Typically, our goals and aspirations lead us to effect changes in our lives. Without a strong why these goals and aspirations are often relegated to just another unsuccessful attempt to dream beyond our capabilities or reach for an unsuitable state for which we are not matched. Your why is the ignition within your heart that develops the passion for discovering something larger than yourself. It is not enough to want or desire something; you must have a strong why that overcomes all obstacles and creates a steadfast focus on the endgame.
Your why cannot just be for monetary gain. Money has always been a very weak stimulus. Once you identify your why all excuses are eliminated, and your goals become plausible. “When your why is strong enough, you will figure out how” (Bill Walsh). By discovering a strong why, we build a powerful, unstoppable force capable of elevating us to heights well beyond traditional logic. At this stage, we realize God blessed us with unique talents not for individual gain but for serving our fellow man.
As each has received a gift, use it to serve one another, as good stewards of God’s varied grace: 1 Peter 4:10
When I transitioned to become a financial advisor, I hoped to help people navigate the complex financial system to become comfortable in their retirement — my why. Before becoming a financial advisor, I spent four months studying and preparing for all the industry exams. I obtained my series 7 license (general securities representative exam — stockbroker), series 65 license (uniform investment adviser law exam), series 63 license (uniform securities agent state law exam), and life and health insurance licenses. I am also licensed as a real estate broker. I quickly became dismayed when I started working in my chosen profession. Not only was this new career just another sales job, but they also designed it to support the wealthy because they are usually the only clients that have money to invest. I gained some level of satisfaction as a financial advisor. However, I was not reaching enough people.
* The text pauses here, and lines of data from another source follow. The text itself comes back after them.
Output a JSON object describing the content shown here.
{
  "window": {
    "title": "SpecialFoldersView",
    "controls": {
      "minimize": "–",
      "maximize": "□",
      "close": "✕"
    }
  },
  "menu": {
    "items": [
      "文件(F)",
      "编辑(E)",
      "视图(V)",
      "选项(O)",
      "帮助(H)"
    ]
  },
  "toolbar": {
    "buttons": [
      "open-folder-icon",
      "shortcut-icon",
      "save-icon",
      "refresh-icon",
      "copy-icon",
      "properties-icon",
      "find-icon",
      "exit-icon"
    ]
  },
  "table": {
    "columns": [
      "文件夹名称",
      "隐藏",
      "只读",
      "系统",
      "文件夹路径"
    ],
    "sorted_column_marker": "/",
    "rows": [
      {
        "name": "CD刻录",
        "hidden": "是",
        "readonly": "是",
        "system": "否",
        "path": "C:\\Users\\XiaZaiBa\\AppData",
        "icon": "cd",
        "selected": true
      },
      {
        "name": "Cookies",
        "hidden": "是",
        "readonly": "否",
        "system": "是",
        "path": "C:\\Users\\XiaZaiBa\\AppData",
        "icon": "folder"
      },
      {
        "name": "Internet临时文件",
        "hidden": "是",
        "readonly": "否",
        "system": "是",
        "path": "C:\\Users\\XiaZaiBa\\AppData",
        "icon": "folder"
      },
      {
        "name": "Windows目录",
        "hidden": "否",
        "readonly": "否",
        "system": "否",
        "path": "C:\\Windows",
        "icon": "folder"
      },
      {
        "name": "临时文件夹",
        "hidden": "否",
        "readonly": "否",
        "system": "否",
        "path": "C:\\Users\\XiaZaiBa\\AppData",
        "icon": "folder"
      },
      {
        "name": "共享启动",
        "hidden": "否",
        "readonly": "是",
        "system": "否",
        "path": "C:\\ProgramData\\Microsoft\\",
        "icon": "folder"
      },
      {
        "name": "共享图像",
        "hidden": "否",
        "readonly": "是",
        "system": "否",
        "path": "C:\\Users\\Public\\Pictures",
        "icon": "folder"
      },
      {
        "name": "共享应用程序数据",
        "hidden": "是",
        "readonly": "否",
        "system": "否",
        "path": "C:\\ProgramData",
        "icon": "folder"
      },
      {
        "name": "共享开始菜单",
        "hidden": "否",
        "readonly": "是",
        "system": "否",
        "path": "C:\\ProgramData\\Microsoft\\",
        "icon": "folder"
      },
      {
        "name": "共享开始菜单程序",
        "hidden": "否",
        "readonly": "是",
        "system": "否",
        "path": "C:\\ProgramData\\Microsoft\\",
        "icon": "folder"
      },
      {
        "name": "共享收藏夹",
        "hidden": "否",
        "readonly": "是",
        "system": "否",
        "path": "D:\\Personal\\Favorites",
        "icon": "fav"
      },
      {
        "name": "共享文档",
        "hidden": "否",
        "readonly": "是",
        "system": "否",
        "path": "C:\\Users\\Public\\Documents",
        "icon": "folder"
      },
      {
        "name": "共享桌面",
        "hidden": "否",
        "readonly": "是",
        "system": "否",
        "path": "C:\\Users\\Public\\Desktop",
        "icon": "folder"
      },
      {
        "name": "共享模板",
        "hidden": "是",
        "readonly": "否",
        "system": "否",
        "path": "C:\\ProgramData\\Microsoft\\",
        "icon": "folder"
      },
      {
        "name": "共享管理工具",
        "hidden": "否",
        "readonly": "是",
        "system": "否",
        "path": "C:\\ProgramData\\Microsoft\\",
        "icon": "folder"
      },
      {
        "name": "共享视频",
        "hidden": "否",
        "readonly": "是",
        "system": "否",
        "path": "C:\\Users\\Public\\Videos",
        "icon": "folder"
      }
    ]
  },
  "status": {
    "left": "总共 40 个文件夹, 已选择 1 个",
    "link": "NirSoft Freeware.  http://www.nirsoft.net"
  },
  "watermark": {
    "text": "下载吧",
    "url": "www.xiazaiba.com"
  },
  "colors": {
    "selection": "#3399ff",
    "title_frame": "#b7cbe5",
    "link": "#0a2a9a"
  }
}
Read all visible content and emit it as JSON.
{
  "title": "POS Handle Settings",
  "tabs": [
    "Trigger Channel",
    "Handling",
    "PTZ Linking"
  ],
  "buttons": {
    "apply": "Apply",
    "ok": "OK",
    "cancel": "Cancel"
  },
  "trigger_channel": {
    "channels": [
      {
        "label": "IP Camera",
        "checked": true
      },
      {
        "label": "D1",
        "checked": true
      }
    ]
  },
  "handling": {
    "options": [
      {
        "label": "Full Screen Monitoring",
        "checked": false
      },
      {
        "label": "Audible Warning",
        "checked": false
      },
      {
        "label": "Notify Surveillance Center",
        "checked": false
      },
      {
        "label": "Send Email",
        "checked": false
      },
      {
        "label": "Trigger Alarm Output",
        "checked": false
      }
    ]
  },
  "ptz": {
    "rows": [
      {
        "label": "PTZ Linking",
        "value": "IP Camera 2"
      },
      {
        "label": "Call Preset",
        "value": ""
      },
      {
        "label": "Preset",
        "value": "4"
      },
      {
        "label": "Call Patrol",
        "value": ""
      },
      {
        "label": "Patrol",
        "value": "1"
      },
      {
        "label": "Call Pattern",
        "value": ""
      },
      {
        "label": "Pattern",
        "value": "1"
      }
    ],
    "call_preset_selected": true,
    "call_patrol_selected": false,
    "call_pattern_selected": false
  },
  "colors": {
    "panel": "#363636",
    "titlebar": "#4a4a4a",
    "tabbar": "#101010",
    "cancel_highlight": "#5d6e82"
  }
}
I concluded that to reach my target audience; I needed to become an educator. I started a side hustle, consulting and coaching individuals and small business owners. I also spent four years, in my spare time, learning how I could reach the masses and not just build a career void of my why. My why was screaming for a broader audience. I created a blog site dedicated to retail clients, not only the wealthy, espousing the truths about money and investing. Unfortunately, my blog site came to a halt before I could publish my first article. The compliance person at my broker-dealer did not share my passion for educating retail clients on the truths about investing and exposing the propaganda disseminated by the financial service industry. My why was officially in prison. Therefore, I fired my broker-dealer and gave up my series 7 and 63 licenses. I kept my advisory series 65 license so I could still give investment advice. This move provided me more flexibility on how I ran my business without the over-regulated government compliance oversight.
My why lead me to the realization that writing was the most efficient method to spread my passion for educating the multitudes. At the time, I felt my writing skills were mediocre. I wanted to become a better writer to gain the interest of readers to follow my blog posts, articles, and published books. I could not accept mediocrity in my life. My why would accept nothing but the best. I had to obtain a higher degree, one that only 3 percent of the world’s population acquired. I needed to complete my doctorate. Completing my doctorate will ensure the professional standards of writing and research skills necessary to become a better writer. On June 12, 2020, I completed my doctoral journey.
I now work with all clients in a healthy environment doing the work God has designed especially for me. I continue to write articles that are published in my blog posts or online. I also just published my first book “Investing in a Secular World, Discovering Biblical Truths about Money”.
I look forward to meeting you and hearing your story.
Your Faithful Servant
Gerald L. House DBA